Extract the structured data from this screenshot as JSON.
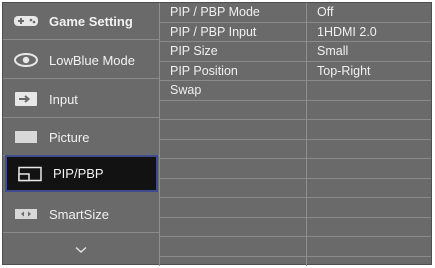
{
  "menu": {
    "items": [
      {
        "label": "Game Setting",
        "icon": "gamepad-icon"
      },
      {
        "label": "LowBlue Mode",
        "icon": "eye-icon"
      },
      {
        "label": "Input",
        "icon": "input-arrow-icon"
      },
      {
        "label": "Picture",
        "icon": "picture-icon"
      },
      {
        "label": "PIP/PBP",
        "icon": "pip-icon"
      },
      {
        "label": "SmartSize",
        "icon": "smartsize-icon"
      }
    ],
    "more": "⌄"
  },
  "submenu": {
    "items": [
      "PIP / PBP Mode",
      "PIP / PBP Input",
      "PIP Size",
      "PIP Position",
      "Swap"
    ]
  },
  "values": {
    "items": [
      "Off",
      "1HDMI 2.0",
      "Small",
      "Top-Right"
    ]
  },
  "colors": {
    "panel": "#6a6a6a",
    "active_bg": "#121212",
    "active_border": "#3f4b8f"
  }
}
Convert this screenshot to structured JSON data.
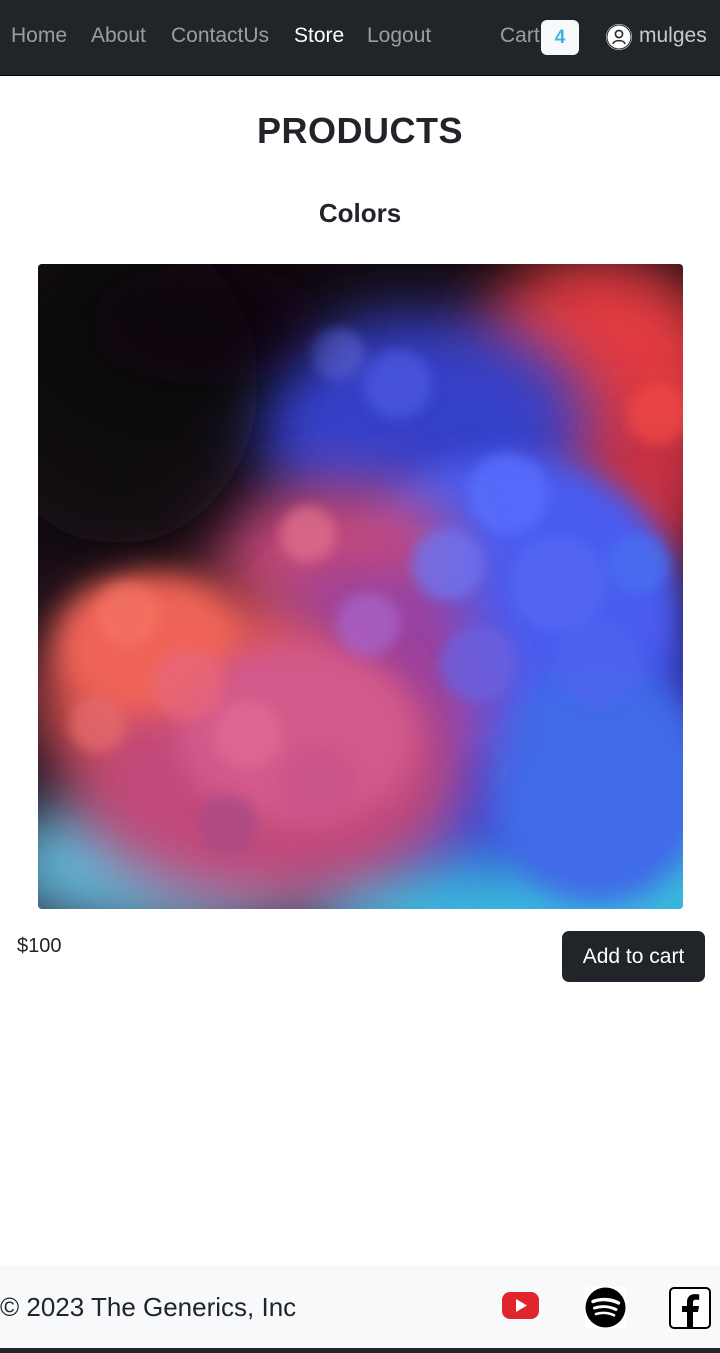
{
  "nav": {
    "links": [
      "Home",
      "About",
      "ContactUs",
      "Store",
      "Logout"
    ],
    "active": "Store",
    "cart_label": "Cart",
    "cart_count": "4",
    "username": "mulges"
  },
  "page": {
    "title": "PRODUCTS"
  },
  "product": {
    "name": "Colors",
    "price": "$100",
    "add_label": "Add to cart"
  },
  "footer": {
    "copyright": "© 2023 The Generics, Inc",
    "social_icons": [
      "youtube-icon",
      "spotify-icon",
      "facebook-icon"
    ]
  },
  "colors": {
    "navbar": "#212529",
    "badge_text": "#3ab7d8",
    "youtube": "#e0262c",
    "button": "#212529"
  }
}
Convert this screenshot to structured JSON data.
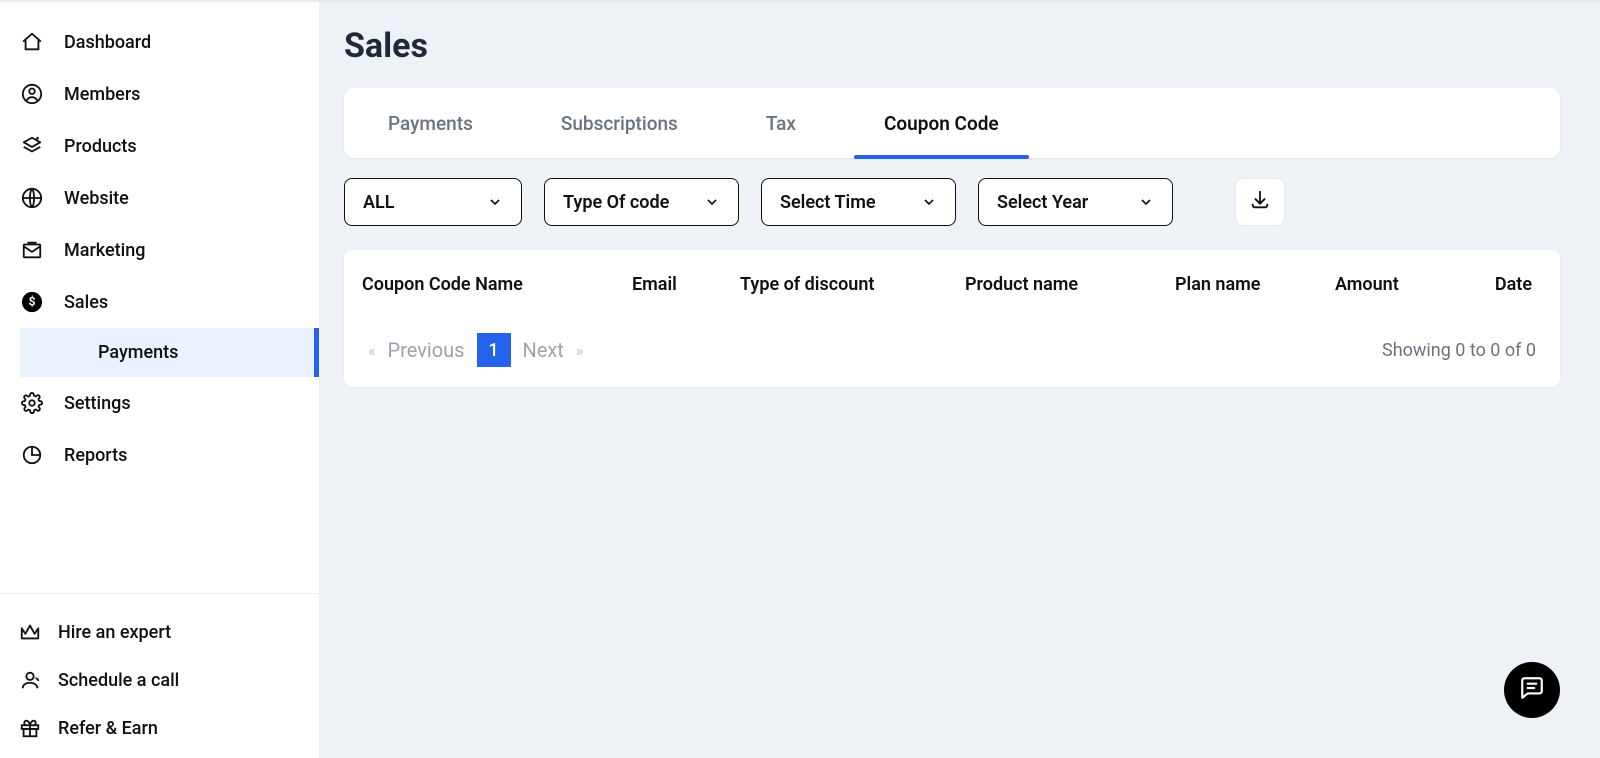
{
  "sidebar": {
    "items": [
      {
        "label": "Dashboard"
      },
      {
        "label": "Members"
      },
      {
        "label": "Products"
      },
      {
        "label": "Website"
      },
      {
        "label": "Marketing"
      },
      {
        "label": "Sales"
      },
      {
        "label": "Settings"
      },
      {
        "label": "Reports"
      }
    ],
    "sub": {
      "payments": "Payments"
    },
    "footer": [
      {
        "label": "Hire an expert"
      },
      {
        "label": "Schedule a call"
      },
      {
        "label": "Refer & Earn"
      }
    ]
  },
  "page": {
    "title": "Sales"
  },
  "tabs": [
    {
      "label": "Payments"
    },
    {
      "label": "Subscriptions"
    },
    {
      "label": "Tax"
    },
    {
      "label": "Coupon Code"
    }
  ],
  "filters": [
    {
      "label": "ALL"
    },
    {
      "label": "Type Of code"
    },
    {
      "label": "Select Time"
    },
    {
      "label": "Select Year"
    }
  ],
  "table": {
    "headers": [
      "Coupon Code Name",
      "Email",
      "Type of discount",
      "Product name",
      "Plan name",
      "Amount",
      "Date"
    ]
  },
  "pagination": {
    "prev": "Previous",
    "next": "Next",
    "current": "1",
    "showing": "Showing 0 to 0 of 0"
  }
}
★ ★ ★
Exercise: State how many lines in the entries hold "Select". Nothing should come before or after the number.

Task response: 2